Boutelje received specialized music training at the Philadelphia Music Academy. He was a military bandmaster during World War I. Returning to civilian life, he played piano for several jazz groups, including Nick Lucas in 1922[2] and Paul Whiteman. He later arranged music for the Whiteman orchestra. By the early 1930s he had been lured to Hollywood, becoming music director for Paramount Pictures and United Artists.[3]

Musical contributionsEdit

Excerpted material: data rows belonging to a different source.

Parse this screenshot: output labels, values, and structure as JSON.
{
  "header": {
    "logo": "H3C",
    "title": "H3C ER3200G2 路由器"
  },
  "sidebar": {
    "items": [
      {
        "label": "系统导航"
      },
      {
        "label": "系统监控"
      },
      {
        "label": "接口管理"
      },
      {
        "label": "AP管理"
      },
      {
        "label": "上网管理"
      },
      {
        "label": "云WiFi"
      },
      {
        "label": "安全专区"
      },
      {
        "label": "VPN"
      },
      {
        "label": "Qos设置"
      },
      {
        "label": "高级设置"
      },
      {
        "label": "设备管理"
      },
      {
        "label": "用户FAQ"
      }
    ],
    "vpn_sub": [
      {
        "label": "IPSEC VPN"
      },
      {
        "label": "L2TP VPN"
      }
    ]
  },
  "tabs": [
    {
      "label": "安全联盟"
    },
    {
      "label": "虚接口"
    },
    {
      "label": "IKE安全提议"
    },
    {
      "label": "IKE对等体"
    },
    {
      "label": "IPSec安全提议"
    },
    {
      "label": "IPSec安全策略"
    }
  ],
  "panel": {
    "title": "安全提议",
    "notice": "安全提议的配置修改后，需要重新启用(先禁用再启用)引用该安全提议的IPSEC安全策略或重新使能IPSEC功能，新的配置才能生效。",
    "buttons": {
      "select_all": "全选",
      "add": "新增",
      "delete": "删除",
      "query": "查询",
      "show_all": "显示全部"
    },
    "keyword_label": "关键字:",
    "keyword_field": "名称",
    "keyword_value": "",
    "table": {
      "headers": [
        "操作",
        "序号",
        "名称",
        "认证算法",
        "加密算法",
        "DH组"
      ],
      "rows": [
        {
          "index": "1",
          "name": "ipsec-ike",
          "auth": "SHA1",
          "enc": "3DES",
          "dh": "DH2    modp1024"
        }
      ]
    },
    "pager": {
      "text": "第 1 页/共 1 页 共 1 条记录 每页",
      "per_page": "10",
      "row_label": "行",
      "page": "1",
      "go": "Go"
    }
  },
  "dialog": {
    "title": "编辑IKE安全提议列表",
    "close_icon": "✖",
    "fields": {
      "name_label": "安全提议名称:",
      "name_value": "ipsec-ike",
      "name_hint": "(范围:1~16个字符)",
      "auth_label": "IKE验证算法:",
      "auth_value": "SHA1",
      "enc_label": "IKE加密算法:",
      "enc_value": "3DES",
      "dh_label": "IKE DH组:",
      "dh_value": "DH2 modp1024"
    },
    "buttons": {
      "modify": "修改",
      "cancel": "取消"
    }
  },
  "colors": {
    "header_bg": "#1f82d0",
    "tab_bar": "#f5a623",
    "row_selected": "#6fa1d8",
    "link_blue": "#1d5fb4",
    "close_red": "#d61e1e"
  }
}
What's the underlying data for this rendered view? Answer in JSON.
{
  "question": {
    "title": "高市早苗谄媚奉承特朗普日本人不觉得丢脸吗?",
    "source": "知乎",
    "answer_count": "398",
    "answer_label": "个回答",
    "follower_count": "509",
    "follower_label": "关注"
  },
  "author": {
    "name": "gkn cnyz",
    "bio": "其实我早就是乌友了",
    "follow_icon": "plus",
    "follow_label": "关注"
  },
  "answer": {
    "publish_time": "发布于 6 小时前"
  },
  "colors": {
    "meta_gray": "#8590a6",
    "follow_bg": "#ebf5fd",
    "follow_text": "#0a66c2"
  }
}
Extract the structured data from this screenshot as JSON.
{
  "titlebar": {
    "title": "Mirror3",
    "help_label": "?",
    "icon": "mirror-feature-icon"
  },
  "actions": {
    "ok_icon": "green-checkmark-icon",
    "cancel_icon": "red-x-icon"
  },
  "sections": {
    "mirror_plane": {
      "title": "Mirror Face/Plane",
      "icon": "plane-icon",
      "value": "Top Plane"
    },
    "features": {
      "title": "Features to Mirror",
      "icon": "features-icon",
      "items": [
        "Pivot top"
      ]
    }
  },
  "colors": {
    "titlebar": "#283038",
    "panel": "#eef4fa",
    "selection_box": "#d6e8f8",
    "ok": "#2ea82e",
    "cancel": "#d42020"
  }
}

Boutelje composed considerable music for film soundtracks, not always receiving credit for his contributions. However, during his career he received two Academy Award nominations for his film contributions (in 1939 for The Great Victor Herbert, with Arthur Lange,[4] and in 1943 for Hi Diddle Diddle).[5]

Boutelje became a member of ASCAP in 1930. His chief musical collaborators included Ned Washington, Dick Winfree, Harry Tobias, Rubey Cowan, Foster Carling and Al Dubin. His song compositions include "China Boy", "Blue Dawn", "Star of Hope", "Little Doll", "The Man With the Big Sombrero", "Teton Mountain Stomp", "I Loved You Too Little", "I Love You, Believe Me I Love You", "Hippy Happy Henny", "Monna Vanna", and "Lonesome".

Later lifeEdit

In 1975 Boutelje married actress Babe London, whom he met after both retired to the Motion Picture Country Home at Woodland Hills, California. The Bouteljes lived their final years at the home, and he died there in 1979.


  1. ^ [1] Phil Boutelje (at Internet Movie Database)
  2. ^ [2] Phil Boutelje – Piano on the Nick Lucas website
  3. ^ The film score contributions credited to Boutelje at the Internet Movie Database begin in 1931 and run to 2009
  4. ^ [3] Official Academy website database
  5. ^